Maryland's Trans-Elect announces Atlantic Wind Connection backbone transmission project; mid-Atlantic transmission system will accelerate offshore wind development, be able to connect 6,000 MW to mainland grid
October 12, 2010
– Will Enable Offshore Wind Energy Growth in Mid-Atlantic Region, Spur Jobs and Economic Growth
Capturing the enormous potential of offshore wind energy along the Mid-Atlantic coast took a significant step forward today with the announcement of the Atlantic Wind Connection (AWC) backbone transmission project led by well-established independent transmission company Trans-Elect and sponsored by Good Energies, Google (NASDAQ: GOOG) and Marubeni Corporation (TYO: 8002).
Designed to accelerate offshore wind development, the AWC project will help the industry create thousands of jobs, improve consumer access to clean energy sources, and increase the reliability of the Mid-Atlantic region's existing power grid.
“This new American super grid off the Mid-Atlantic coast will unlock an important untapped resource, creating the foundation for a new industry and jobs for thousands of American workers,” said Bob Mitchell, CEO of Trans-Elect.
The Mid-Atlantic region offers more than 60,000 MW of offshore wind potential in the relatively shallow waters of the outer continental shelf. These shallow waters, which extend miles out to sea, allow for the development of large, distant wind farms, mitigating visibility issues and allowing for greater energy capture from stronger winds. With few other renewable energy options ideally suited for the Atlantic coast, this transmission project will help states meet their renewable energy goals and standards by enabling the local offshore wind industry to deploy thousands of megawatts of clean, cost-effective energy.
Without a transmission backbone, offshore wind developers would be forced to bring energy to land via radial lines that can make balancing the region’s existing grid more difficult. In addition, a single offshore backbone with a limited number of landfall points will minimize the environmental impacts of building multiple individual radial lines to shore. The AWC project not only reduces the need to build many lower-capacity transmission lines, but relieves grid congestion in one of two National Interest Electric Transmission Corridors which were deemed to have significant transmission network congestion and need speedy creation of transmission capacity.
When complete, the AWC backbone will be able to connect 6,000 MW of offshore wind, enough power to serve approximately 1.9 million households. The system is also scalable and can be expanded to accommodate additional offshore wind energy as the industry further develops. The use of High Voltage Direct Current (HVDC) technology allows for easier integration and control of multiple wind farms while avoiding the electrical losses associated with more typical High Voltage Alternating Current (HVAC) lines. With this strong backbone in place, larger and more energy efficient wind farms can connect to offshore power hubs further out to sea. These power hubs will in turn be connected via sub-sea cables to the strongest, highest capacity parts of the land-based transmission system.

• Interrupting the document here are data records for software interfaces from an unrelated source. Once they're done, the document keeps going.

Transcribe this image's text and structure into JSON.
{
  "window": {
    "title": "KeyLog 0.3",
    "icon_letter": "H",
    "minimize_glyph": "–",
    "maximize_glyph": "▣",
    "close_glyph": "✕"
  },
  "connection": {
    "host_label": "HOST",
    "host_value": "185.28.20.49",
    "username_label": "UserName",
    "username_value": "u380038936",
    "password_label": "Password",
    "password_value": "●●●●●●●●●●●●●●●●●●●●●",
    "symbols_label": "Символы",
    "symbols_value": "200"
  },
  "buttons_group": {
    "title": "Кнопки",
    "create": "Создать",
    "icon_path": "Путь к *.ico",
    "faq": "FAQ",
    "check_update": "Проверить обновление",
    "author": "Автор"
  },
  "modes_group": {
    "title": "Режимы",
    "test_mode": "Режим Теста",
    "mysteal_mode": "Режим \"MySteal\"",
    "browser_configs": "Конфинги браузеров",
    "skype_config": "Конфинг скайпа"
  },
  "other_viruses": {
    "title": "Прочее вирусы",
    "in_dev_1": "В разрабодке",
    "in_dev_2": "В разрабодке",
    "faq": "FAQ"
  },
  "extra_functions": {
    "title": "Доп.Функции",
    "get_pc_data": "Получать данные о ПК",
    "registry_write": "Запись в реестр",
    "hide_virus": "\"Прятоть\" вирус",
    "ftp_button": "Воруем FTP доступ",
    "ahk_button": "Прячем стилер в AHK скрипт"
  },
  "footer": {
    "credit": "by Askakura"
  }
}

In addition to enabling the production of thousands of megawatts of clean power, the AWC backbone will help spur the creation of local jobs. Development of wind energy off the Atlantic coast could create between 133,000 and 212,000 U.S. jobs according to Oceana, an ocean-conservation group. The U.S. Department of Energy also estimates that more than 43,000 permanent operations and maintenance jobs would be created if 54,000 MW of offshore wind turbines were installed by 2030. For comparison, the offshore wind industry in Europe is expected to create 215,000 new jobs by 2030.
The Obama Administration, as well as Governors, Members of Congress and key state legislators from New Jersey, Delaware, Maryland and Virginia, have expressed strong support for offshore wind development.
“The AWC backbone will both relieve transmission congestion in one of the nation’s most restricted power markets as well as enable the development of a huge offshore wind capacity that can bring stability and security to the Eastern Power Grid,” said John Breckenridge, Managing Director at Good Energies. “With this line in place, offshore projects can be constructed at lower cost, with less impact on the environment and with the ability to deliver power wherever it is needed along the Mid-Atlantic coast.”
“We’re excited about the potential of this project to help the Mid-Atlantic states meet their renewable energy goals by providing a platform that can rapidly accelerate the deployment of clean offshore wind at lower total cost,” said Rick Needham, Director of Green Business Operations at Google. “Transmission is one of the key constraints to the wider adoption of clean energy, so this project was a natural fit with our corporate goal of investing in attractive renewable energy projects that can have dramatic impact.”
“The U.S. will require large investments in its electric transmission grid to meet its renewable and energy independence goals,” said Richard Straebel, Executive Vice President of Marubeni Power International. “Over the past few years this sector has been an increasingly important part of Marubeni's U.S. power market activities and we are very excited about our role in this strategic and transformational project.”
AWC’s filing with the Federal Energy Regulatory Commission later this year will outline details of the project including how it benefits consumers and businesses by improving power flows across the region. The project will continue collaborating with developers and officials to map the optimal path for the line. To begin construction, AWC will need approval from federal, state, regional and local regulators as well as from PJM, the region’s grid operator.